■ What the exercise asks: Output the records. Match them exactly.

____

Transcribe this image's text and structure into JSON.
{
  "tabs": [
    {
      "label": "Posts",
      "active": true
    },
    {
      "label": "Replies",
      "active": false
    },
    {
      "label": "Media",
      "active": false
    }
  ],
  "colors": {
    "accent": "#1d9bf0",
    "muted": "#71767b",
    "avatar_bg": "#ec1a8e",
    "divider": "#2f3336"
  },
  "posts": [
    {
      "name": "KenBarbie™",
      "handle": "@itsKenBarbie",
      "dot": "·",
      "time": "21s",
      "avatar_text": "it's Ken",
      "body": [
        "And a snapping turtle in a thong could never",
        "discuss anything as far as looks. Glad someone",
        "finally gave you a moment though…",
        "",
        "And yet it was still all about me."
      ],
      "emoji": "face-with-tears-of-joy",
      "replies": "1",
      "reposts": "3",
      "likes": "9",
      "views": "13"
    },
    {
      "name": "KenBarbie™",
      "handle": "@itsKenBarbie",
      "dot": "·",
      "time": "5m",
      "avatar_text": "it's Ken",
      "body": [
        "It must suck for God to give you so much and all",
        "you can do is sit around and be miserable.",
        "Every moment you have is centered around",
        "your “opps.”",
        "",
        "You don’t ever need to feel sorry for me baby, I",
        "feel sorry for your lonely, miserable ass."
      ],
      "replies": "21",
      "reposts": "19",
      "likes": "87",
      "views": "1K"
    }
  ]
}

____

■ Result of this exercise:
Transcribe this image's text and structure into JSON.
{
  "tabs": [
    {
      "label": "Posts",
      "active": true
    },
    {
      "label": "Replies",
      "active": false
    },
    {
      "label": "Media",
      "active": false
    }
  ],
  "colors": {
    "accent": "#1d9bf0",
    "muted": "#71767b",
    "avatar_bg": "#ec1a8e",
    "divider": "#2f3336"
  },
  "posts": [
    {
      "name": "KenBarbie™",
      "handle": "@itsKenBarbie",
      "dot": "·",
      "time": "21s",
      "avatar_text": "it's Ken",
      "body": [
        "And a snapping turtle in a thong could never",
        "discuss anything as far as looks. Glad someone",
        "finally gave you a moment though…",
        "",
        "And yet it was still all about me."
      ],
      "emoji": "face-with-tears-of-joy",
      "replies": "1",
      "reposts": "3",
      "likes": "9",
      "views": "13"
    },
    {
      "name": "KenBarbie™",
      "handle": "@itsKenBarbie",
      "dot": "·",
      "time": "5m",
      "avatar_text": "it's Ken",
      "body": [
        "It must suck for God to give you so much and all",
        "you can do is sit around and be miserable.",
        "Every moment you have is centered around",
        "your “opps.”",
        "",
        "You don’t ever need to feel sorry for me baby, I",
        "feel sorry for your lonely, miserable ass."
      ],
      "replies": "21",
      "reposts": "19",
      "likes": "87",
      "views": "1K"
    }
  ]
}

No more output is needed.